--- SUPPLIED DATA Enclosed Below ---
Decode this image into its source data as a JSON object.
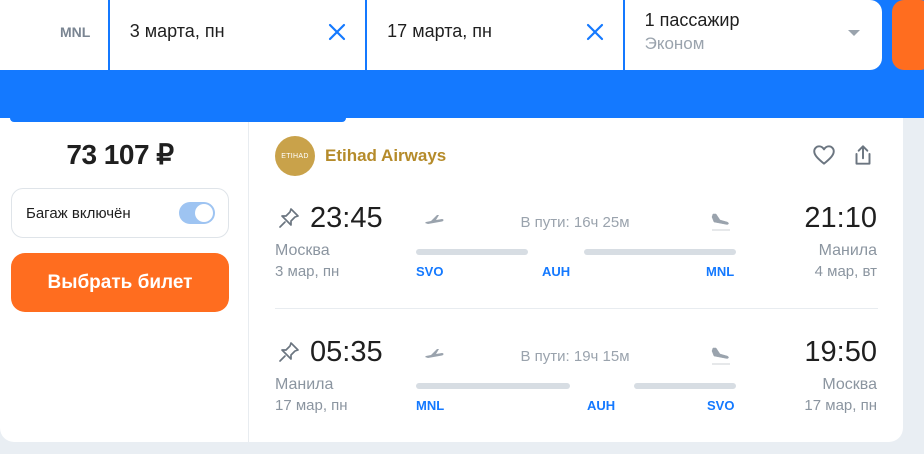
{
  "search": {
    "origin_code": "MNL",
    "depart_date": "3 марта, пн",
    "return_date": "17 марта, пн",
    "passengers": "1 пассажир",
    "cabin_class": "Эконом"
  },
  "offer": {
    "price": "73 107 ₽",
    "baggage_label": "Багаж включён",
    "baggage_included": true,
    "select_button": "Выбрать билет",
    "airline": "Etihad Airways",
    "airline_logo_text": "ETIHAD"
  },
  "segments": [
    {
      "dep_time": "23:45",
      "dep_city": "Москва",
      "dep_date": "3 мар, пн",
      "arr_time": "21:10",
      "arr_city": "Манила",
      "arr_date": "4 мар, вт",
      "duration": "В пути: 16ч 25м",
      "airports": [
        "SVO",
        "AUH",
        "MNL"
      ]
    },
    {
      "dep_time": "05:35",
      "dep_city": "Манила",
      "dep_date": "17 мар, пн",
      "arr_time": "19:50",
      "arr_city": "Москва",
      "arr_date": "17 мар, пн",
      "duration": "В пути: 19ч 15м",
      "airports": [
        "MNL",
        "AUH",
        "SVO"
      ]
    }
  ],
  "colors": {
    "accent_blue": "#1479ff",
    "cta_orange": "#ff6d1f",
    "airline_gold": "#b58b2a"
  },
  "icons": [
    "clear-icon",
    "chevron-down-icon",
    "heart-icon",
    "share-icon",
    "pin-icon",
    "takeoff-icon",
    "landing-icon"
  ]
}
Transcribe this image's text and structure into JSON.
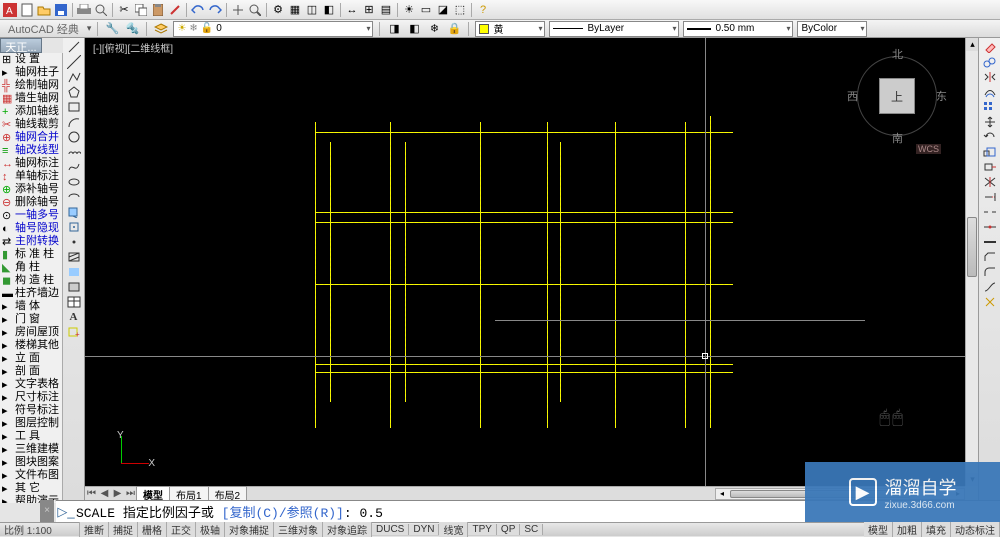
{
  "app": {
    "workspace": "AutoCAD 经典"
  },
  "quick": {
    "new": "",
    "open": "",
    "save": "",
    "undo": "",
    "redo": ""
  },
  "layer": {
    "layerLabel": "0",
    "colorName": "黄",
    "linetype": "ByLayer",
    "lineweight": "0.50 mm",
    "plotstyle": "ByColor"
  },
  "leftPanelTitle": "天正...",
  "leftItems": [
    "设   置",
    "轴网柱子",
    "绘制轴网",
    "墙生轴网",
    "添加轴线",
    "轴线裁剪",
    "轴网合并",
    "轴改线型",
    "轴网标注",
    "单轴标注",
    "添补轴号",
    "删除轴号",
    "一轴多号",
    "轴号隐现",
    "主附转换",
    "标 准 柱",
    "角    柱",
    "构 造 柱",
    "柱齐墙边",
    "墙    体",
    "门    窗",
    "房间屋顶",
    "楼梯其他",
    "立    面",
    "剖    面",
    "文字表格",
    "尺寸标注",
    "符号标注",
    "图层控制",
    "工    具",
    "三维建模",
    "图块图案",
    "文件布图",
    "其    它",
    "帮助演示"
  ],
  "viewport": {
    "label": "[-][俯视][二维线框]"
  },
  "viewcube": {
    "n": "北",
    "s": "南",
    "w": "西",
    "e": "东",
    "top": "上",
    "wcs": "WCS"
  },
  "ucs": {
    "x": "X",
    "y": "Y"
  },
  "tabs": {
    "model": "模型",
    "layout1": "布局1",
    "layout2": "布局2"
  },
  "command": {
    "cmd": "SCALE",
    "prompt": "指定比例因子或 ",
    "opts": "[复制(C)/参照(R)]",
    "colon": ": ",
    "value": "0.5"
  },
  "status": {
    "coord": "比例 1:100",
    "buttons": [
      "推断",
      "捕捉",
      "栅格",
      "正交",
      "极轴",
      "对象捕捉",
      "三维对象",
      "对象追踪",
      "DUCS",
      "DYN",
      "线宽",
      "TPY",
      "QP",
      "SC",
      "模型",
      "加粗",
      "填充",
      "动态标注"
    ]
  },
  "watermark": {
    "name": "溜溜自学",
    "url": "zixue.3d66.com"
  },
  "hscroll": {
    "thumb": ""
  }
}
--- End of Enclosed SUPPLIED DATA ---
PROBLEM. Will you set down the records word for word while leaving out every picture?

TASK RESPONSE.
Decode this image into its source data as a JSON object.
{
  "search": {
    "origin_code": "MNL",
    "depart_date": "3 марта, пн",
    "return_date": "17 марта, пн",
    "passengers": "1 пассажир",
    "cabin_class": "Эконом"
  },
  "offer": {
    "price": "73 107 ₽",
    "baggage_label": "Багаж включён",
    "baggage_included": true,
    "select_button": "Выбрать билет",
    "airline": "Etihad Airways",
    "airline_logo_text": "ETIHAD"
  },
  "segments": [
    {
      "dep_time": "23:45",
      "dep_city": "Москва",
      "dep_date": "3 мар, пн",
      "arr_time": "21:10",
      "arr_city": "Манила",
      "arr_date": "4 мар, вт",
      "duration": "В пути: 16ч 25м",
      "airports": [
        "SVO",
        "AUH",
        "MNL"
      ]
    },
    {
      "dep_time": "05:35",
      "dep_city": "Манила",
      "dep_date": "17 мар, пн",
      "arr_time": "19:50",
      "arr_city": "Москва",
      "arr_date": "17 мар, пн",
      "duration": "В пути: 19ч 15м",
      "airports": [
        "MNL",
        "AUH",
        "SVO"
      ]
    }
  ],
  "colors": {
    "accent_blue": "#1479ff",
    "cta_orange": "#ff6d1f",
    "airline_gold": "#b58b2a"
  },
  "icons": [
    "clear-icon",
    "chevron-down-icon",
    "heart-icon",
    "share-icon",
    "pin-icon",
    "takeoff-icon",
    "landing-icon"
  ]
}
Transcribe this image's text and structure into JSON.
{
  "app": {
    "workspace": "AutoCAD 经典"
  },
  "quick": {
    "new": "",
    "open": "",
    "save": "",
    "undo": "",
    "redo": ""
  },
  "layer": {
    "layerLabel": "0",
    "colorName": "黄",
    "linetype": "ByLayer",
    "lineweight": "0.50 mm",
    "plotstyle": "ByColor"
  },
  "leftPanelTitle": "天正...",
  "leftItems": [
    "设   置",
    "轴网柱子",
    "绘制轴网",
    "墙生轴网",
    "添加轴线",
    "轴线裁剪",
    "轴网合并",
    "轴改线型",
    "轴网标注",
    "单轴标注",
    "添补轴号",
    "删除轴号",
    "一轴多号",
    "轴号隐现",
    "主附转换",
    "标 准 柱",
    "角    柱",
    "构 造 柱",
    "柱齐墙边",
    "墙    体",
    "门    窗",
    "房间屋顶",
    "楼梯其他",
    "立    面",
    "剖    面",
    "文字表格",
    "尺寸标注",
    "符号标注",
    "图层控制",
    "工    具",
    "三维建模",
    "图块图案",
    "文件布图",
    "其    它",
    "帮助演示"
  ],
  "viewport": {
    "label": "[-][俯视][二维线框]"
  },
  "viewcube": {
    "n": "北",
    "s": "南",
    "w": "西",
    "e": "东",
    "top": "上",
    "wcs": "WCS"
  },
  "ucs": {
    "x": "X",
    "y": "Y"
  },
  "tabs": {
    "model": "模型",
    "layout1": "布局1",
    "layout2": "布局2"
  },
  "command": {
    "cmd": "SCALE",
    "prompt": "指定比例因子或 ",
    "opts": "[复制(C)/参照(R)]",
    "colon": ": ",
    "value": "0.5"
  },
  "status": {
    "coord": "比例 1:100",
    "buttons": [
      "推断",
      "捕捉",
      "栅格",
      "正交",
      "极轴",
      "对象捕捉",
      "三维对象",
      "对象追踪",
      "DUCS",
      "DYN",
      "线宽",
      "TPY",
      "QP",
      "SC",
      "模型",
      "加粗",
      "填充",
      "动态标注"
    ]
  },
  "watermark": {
    "name": "溜溜自学",
    "url": "zixue.3d66.com"
  },
  "hscroll": {
    "thumb": ""
  }
}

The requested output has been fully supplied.